When I was a kid, I had quite a few little Tamagotchi keychains, featuring a variety of pixelated pets. I can still remember that little beep, which was prone to going off in the middle of the night, and worse, while in class. I got more than one taken away. I was never the best virtual pet owner, and many of my Tamagotchis tragically died after a few days.
My Tamagotchi days are long over, but now I have Hatchi, the little pet who lives in my phone. Hatchi doesn’t do much but bounce around and demand that I feed him, entertain him, and keep him clean.
Hatchi starts off as an egg, which you tap to hatch. He then morphs into a little blob of a child, before growing into an adult complete with horns and wings.
There are six things you can do with Hatchi: feed him, wash him, give him a book, play ball, put him to sleep, and give him medicine. In turn, Hatchi has needs corresponding to these actions, and you need to keep his meters full. His need meters are: hunger, hygiene, smarts, active, energy, and happy.

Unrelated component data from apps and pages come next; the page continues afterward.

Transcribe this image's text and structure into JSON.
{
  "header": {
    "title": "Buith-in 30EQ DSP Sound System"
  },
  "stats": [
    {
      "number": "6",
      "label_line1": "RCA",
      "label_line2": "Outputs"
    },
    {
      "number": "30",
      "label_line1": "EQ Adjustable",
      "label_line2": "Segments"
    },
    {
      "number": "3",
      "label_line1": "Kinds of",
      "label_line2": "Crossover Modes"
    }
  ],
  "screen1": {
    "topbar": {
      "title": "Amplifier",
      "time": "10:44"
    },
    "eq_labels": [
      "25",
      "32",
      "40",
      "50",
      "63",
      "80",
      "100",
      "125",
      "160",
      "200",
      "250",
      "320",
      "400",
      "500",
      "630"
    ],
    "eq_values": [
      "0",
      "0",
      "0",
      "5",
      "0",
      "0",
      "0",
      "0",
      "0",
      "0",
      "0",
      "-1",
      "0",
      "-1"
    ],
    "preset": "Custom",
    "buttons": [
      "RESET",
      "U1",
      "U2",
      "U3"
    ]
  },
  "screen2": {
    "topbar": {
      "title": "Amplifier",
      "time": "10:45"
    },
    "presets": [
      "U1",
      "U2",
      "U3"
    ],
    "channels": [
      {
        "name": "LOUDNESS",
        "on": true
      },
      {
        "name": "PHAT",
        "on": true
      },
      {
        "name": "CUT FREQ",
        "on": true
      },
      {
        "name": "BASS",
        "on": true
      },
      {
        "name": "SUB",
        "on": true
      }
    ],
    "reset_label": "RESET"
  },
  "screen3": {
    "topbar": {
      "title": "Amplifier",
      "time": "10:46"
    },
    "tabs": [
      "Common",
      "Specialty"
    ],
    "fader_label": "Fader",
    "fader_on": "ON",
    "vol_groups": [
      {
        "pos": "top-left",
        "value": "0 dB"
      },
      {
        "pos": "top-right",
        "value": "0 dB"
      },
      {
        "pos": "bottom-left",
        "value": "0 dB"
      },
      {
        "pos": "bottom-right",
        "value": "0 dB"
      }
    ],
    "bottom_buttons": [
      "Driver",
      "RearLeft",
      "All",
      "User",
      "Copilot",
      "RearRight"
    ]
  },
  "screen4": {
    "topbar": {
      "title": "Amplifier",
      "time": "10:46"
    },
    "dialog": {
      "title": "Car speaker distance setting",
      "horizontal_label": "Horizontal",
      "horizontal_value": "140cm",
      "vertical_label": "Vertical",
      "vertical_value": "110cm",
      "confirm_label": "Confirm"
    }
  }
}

Activities like sports, reading, and eating, will improve his happiness and their own respective categories, but they also lower his energy. If you neglect to feed Hatchi, he will get sick and require a shot to get better, which lowers his happiness.
Most activities drain Hatchi’s energy, and because he isn’t very smart, he won’t go to sleep on his own when you shut off the app. You will need to make sure to tap the nap button, or Hatchi won’t be much fun when you next open the game up.
As with Tamagotchis, playing with Hatchi isn’t particularly interesting. I appreciate the faithfulness to the original toy, but this is an updated iOS version – Hatchi should, at the very least, have quite a few more interactions available.
Even though the game is simplistic, those of us who owned Tamagotchis are going to love this app. Hatchi is a permanent fixture on my iPhone, and the revival of a childhood toy has been well worth the $0.99 that the app costs.